**TASK OBJECTIVE:** For the data below, report the number of lines that contain the string "personalizado" and nothing else.

*** DATA TO EXAMINE ***

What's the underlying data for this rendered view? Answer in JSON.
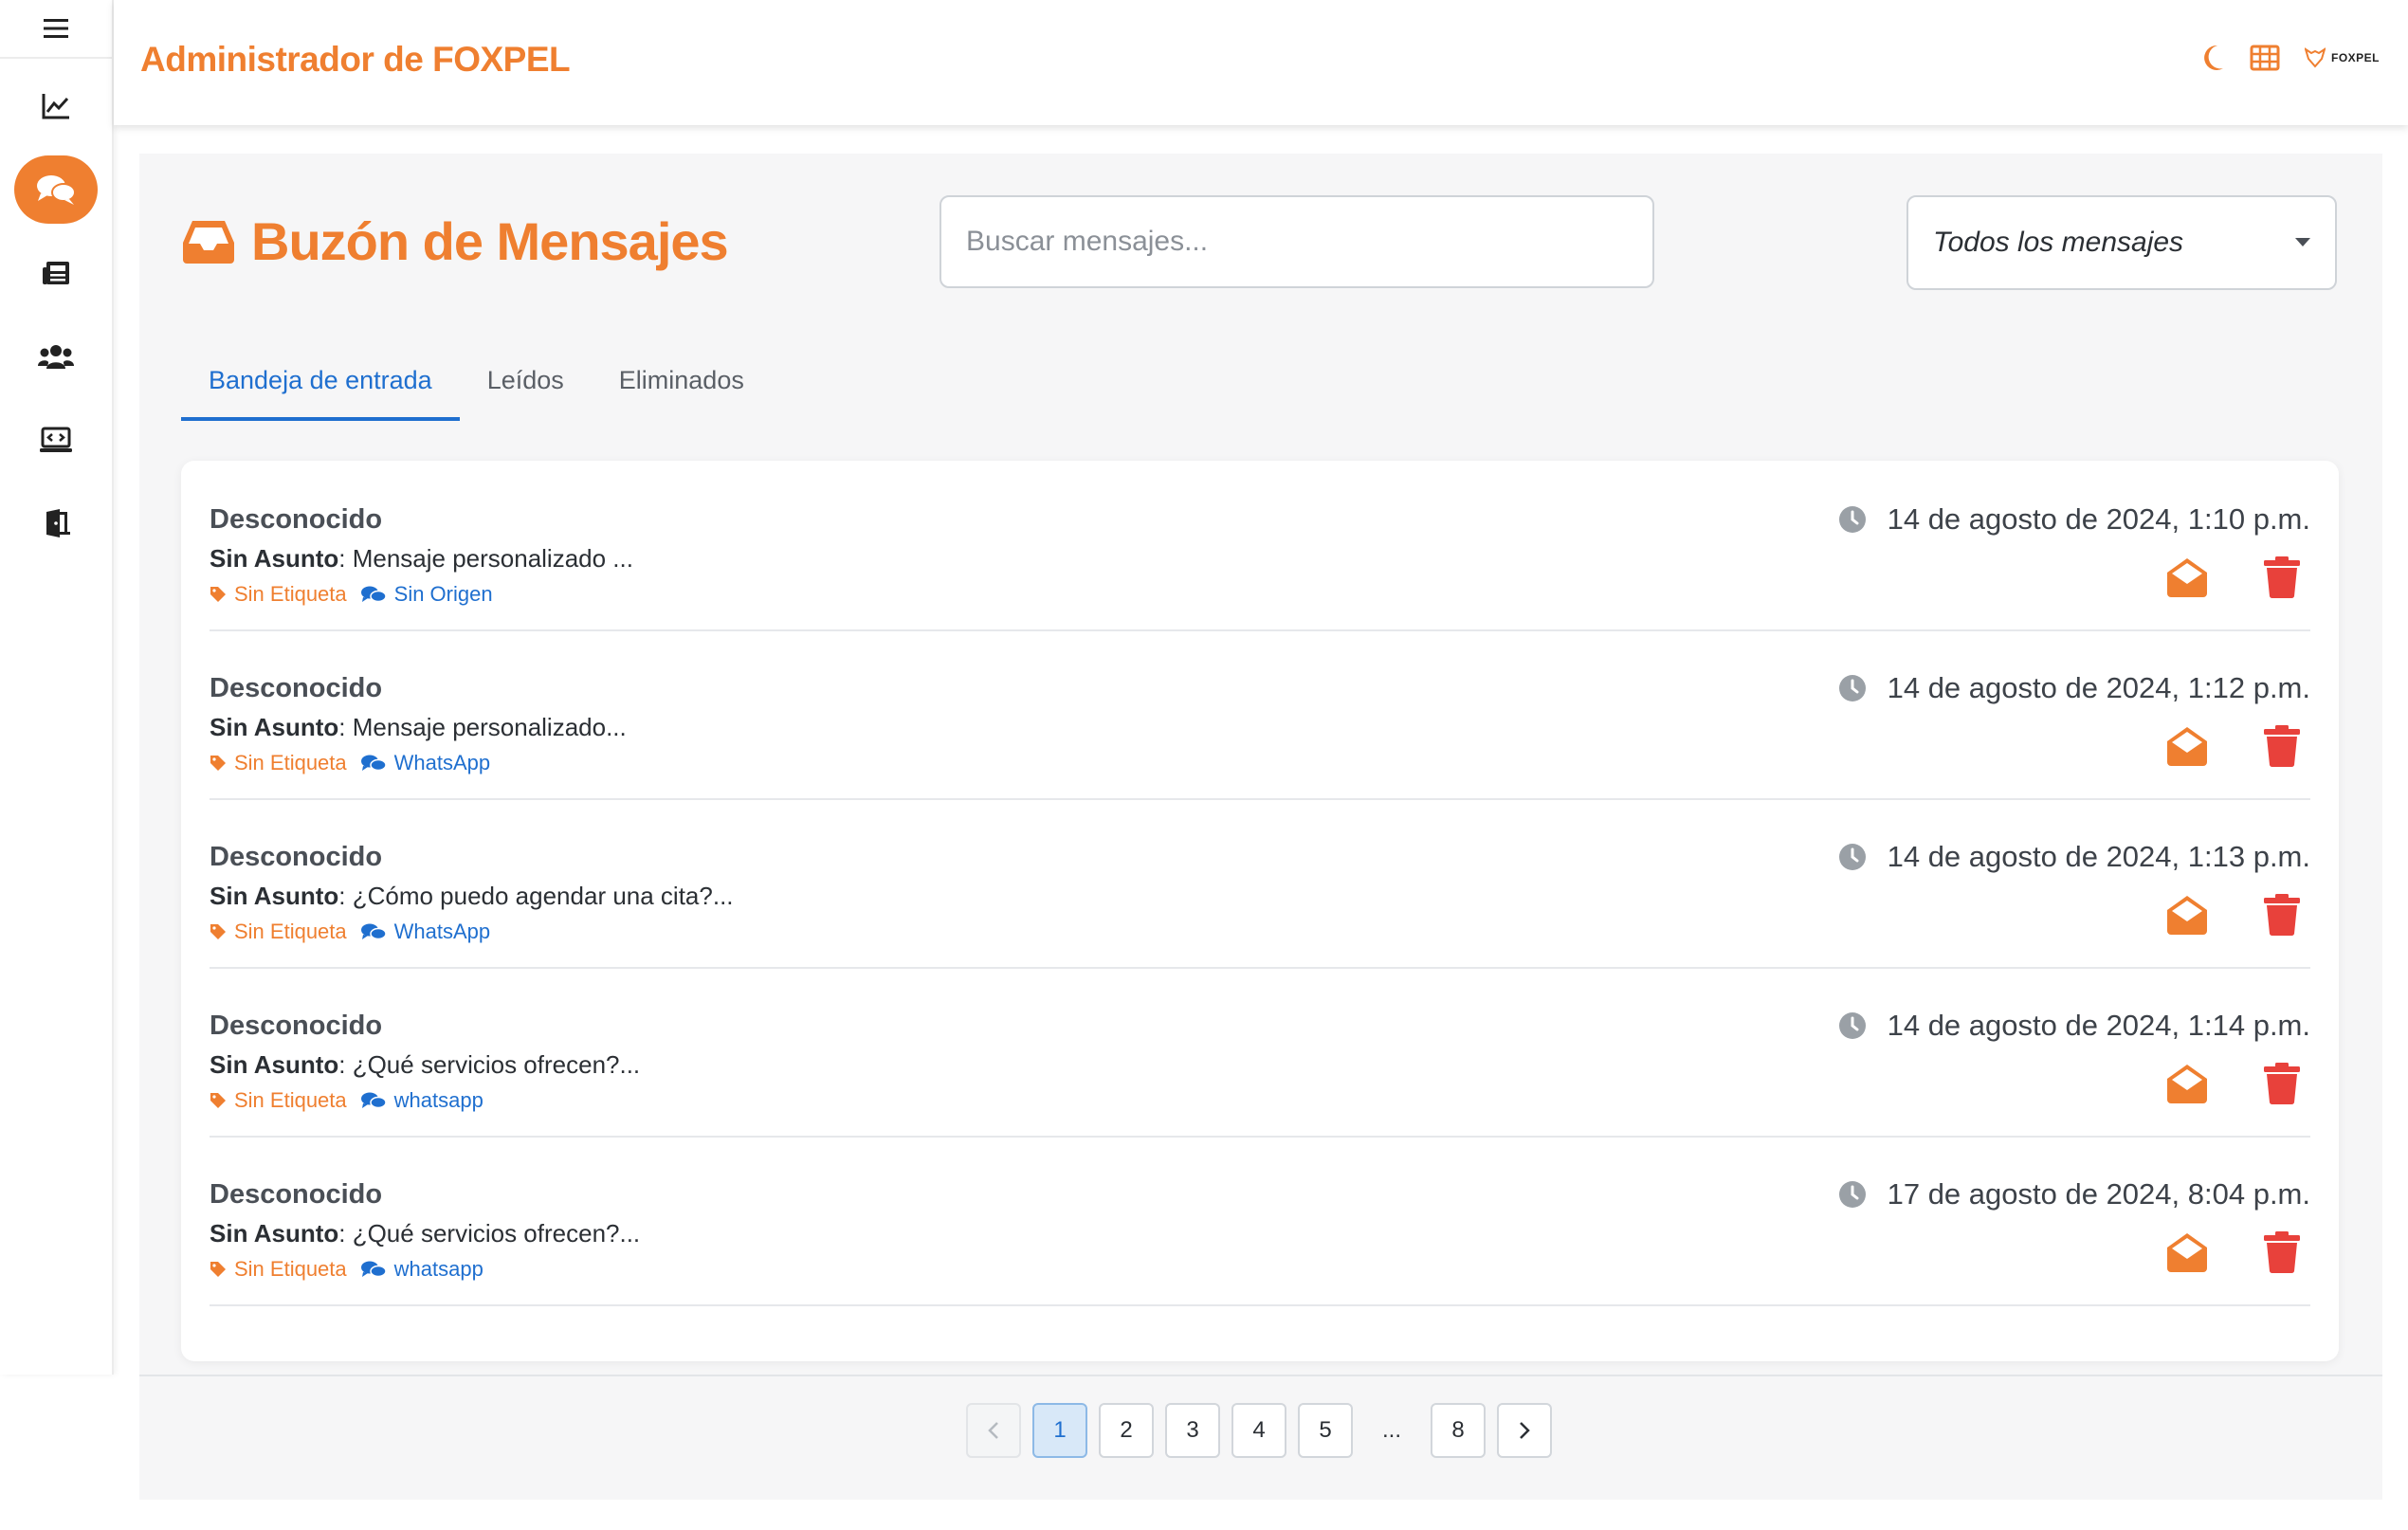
{
  "app": {
    "title": "Administrador de FOXPEL",
    "logo_text": "FOXPEL"
  },
  "colors": {
    "accent": "#ef7f30",
    "link": "#1f6fcf",
    "danger": "#e8413b",
    "muted": "#9aa0a6"
  },
  "sidebar": {
    "items": [
      {
        "icon": "chart-line-icon"
      },
      {
        "icon": "comments-icon",
        "active": true
      },
      {
        "icon": "newspaper-icon"
      },
      {
        "icon": "users-icon"
      },
      {
        "icon": "laptop-code-icon"
      },
      {
        "icon": "door-exit-icon"
      }
    ]
  },
  "header": {
    "icons": [
      "moon-icon",
      "table-icon",
      "foxpel-logo"
    ]
  },
  "page": {
    "title": "Buzón de Mensajes",
    "search": {
      "placeholder": "Buscar mensajes...",
      "value": ""
    },
    "filter": {
      "selected": "Todos los mensajes"
    },
    "tabs": [
      {
        "label": "Bandeja de entrada",
        "active": true
      },
      {
        "label": "Leídos",
        "active": false
      },
      {
        "label": "Eliminados",
        "active": false
      }
    ]
  },
  "messages": [
    {
      "sender": "Desconocido",
      "subject_label": "Sin Asunto",
      "preview": ": Mensaje personalizado ...",
      "tag": "Sin Etiqueta",
      "source": "Sin Origen",
      "date": "14 de agosto de 2024, 1:10 p.m."
    },
    {
      "sender": "Desconocido",
      "subject_label": "Sin Asunto",
      "preview": ": Mensaje personalizado...",
      "tag": "Sin Etiqueta",
      "source": "WhatsApp",
      "date": "14 de agosto de 2024, 1:12 p.m."
    },
    {
      "sender": "Desconocido",
      "subject_label": "Sin Asunto",
      "preview": ": ¿Cómo puedo agendar una cita?...",
      "tag": "Sin Etiqueta",
      "source": "WhatsApp",
      "date": "14 de agosto de 2024, 1:13 p.m."
    },
    {
      "sender": "Desconocido",
      "subject_label": "Sin Asunto",
      "preview": ": ¿Qué servicios ofrecen?...",
      "tag": "Sin Etiqueta",
      "source": "whatsapp",
      "date": "14 de agosto de 2024, 1:14 p.m."
    },
    {
      "sender": "Desconocido",
      "subject_label": "Sin Asunto",
      "preview": ": ¿Qué servicios ofrecen?...",
      "tag": "Sin Etiqueta",
      "source": "whatsapp",
      "date": "17 de agosto de 2024, 8:04 p.m."
    }
  ],
  "pagination": {
    "current": 1,
    "pages": [
      "1",
      "2",
      "3",
      "4",
      "5",
      "...",
      "8"
    ]
  }
}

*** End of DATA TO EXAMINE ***

**EXERCISE RESULT:** 2